*Problem statement:* For each line in the data below that holds "green", return a copy.

*** Block opens ***

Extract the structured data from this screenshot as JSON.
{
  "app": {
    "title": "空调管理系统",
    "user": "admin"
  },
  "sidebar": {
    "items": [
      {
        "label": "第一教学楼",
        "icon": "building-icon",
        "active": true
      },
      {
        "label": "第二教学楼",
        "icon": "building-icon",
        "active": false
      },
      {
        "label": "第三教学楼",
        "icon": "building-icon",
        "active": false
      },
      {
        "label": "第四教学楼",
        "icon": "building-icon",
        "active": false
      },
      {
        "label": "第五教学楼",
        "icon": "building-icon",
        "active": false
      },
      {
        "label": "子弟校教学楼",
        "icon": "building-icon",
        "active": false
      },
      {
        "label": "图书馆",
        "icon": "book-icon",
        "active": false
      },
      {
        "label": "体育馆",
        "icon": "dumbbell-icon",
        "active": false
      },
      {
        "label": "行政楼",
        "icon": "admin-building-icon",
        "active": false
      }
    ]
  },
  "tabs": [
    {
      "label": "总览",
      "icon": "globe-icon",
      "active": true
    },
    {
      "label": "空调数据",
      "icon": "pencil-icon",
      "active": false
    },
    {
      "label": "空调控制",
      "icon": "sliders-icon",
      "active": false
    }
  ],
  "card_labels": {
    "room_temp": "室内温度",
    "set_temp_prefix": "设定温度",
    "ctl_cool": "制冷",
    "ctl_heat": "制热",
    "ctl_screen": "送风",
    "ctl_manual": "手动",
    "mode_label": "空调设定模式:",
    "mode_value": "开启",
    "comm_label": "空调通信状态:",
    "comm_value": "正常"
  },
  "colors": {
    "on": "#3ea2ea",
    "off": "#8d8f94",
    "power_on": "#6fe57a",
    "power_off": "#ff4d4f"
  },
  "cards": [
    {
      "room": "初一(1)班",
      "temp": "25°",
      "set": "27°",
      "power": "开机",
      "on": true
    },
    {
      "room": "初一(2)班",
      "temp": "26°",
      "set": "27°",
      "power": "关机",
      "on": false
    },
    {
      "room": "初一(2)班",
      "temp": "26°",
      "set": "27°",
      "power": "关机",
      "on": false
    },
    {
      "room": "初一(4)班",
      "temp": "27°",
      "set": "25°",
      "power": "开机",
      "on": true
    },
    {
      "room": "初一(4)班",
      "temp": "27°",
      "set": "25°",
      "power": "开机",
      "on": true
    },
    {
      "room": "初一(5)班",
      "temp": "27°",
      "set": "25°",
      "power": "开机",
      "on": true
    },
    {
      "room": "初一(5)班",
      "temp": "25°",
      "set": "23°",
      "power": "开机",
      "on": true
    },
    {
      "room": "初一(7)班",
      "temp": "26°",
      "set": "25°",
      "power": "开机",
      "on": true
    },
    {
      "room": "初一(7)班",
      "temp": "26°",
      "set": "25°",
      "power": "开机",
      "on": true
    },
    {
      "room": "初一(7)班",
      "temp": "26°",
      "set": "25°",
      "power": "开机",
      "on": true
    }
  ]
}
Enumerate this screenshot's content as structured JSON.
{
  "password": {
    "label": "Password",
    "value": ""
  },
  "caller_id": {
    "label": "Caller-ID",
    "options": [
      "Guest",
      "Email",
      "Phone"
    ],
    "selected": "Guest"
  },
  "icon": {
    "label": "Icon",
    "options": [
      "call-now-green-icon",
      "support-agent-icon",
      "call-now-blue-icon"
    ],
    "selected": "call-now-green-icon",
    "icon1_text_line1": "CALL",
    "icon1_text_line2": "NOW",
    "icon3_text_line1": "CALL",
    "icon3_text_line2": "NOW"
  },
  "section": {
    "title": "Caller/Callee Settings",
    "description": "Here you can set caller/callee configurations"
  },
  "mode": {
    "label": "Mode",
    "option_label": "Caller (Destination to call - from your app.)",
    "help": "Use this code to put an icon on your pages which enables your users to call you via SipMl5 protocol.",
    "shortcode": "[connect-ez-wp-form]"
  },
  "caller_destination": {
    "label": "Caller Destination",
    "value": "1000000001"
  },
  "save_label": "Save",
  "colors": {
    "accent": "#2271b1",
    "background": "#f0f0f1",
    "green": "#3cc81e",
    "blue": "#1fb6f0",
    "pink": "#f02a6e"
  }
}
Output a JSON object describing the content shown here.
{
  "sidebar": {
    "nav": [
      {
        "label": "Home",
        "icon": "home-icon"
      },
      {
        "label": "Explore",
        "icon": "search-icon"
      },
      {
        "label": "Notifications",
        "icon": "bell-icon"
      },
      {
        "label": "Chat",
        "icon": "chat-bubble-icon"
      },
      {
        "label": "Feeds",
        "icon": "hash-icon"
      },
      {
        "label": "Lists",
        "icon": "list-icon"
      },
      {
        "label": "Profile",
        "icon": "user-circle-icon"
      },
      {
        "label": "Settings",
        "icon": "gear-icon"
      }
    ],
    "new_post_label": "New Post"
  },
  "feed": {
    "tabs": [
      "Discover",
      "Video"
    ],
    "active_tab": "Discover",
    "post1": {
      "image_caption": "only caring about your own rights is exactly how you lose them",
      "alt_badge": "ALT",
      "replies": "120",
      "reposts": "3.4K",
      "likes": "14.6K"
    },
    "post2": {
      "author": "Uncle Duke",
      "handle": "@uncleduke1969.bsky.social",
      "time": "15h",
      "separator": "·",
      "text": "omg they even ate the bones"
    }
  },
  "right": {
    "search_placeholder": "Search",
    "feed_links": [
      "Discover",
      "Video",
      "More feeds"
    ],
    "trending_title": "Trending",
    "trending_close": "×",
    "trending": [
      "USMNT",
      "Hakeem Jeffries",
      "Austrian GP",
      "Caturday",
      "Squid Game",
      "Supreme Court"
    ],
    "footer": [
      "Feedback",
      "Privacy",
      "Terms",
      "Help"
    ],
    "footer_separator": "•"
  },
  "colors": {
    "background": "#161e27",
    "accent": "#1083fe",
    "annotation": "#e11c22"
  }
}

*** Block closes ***

*Output below:*
      "call-now-green-icon",
    "selected": "call-now-green-icon",
    "green": "#3cc81e",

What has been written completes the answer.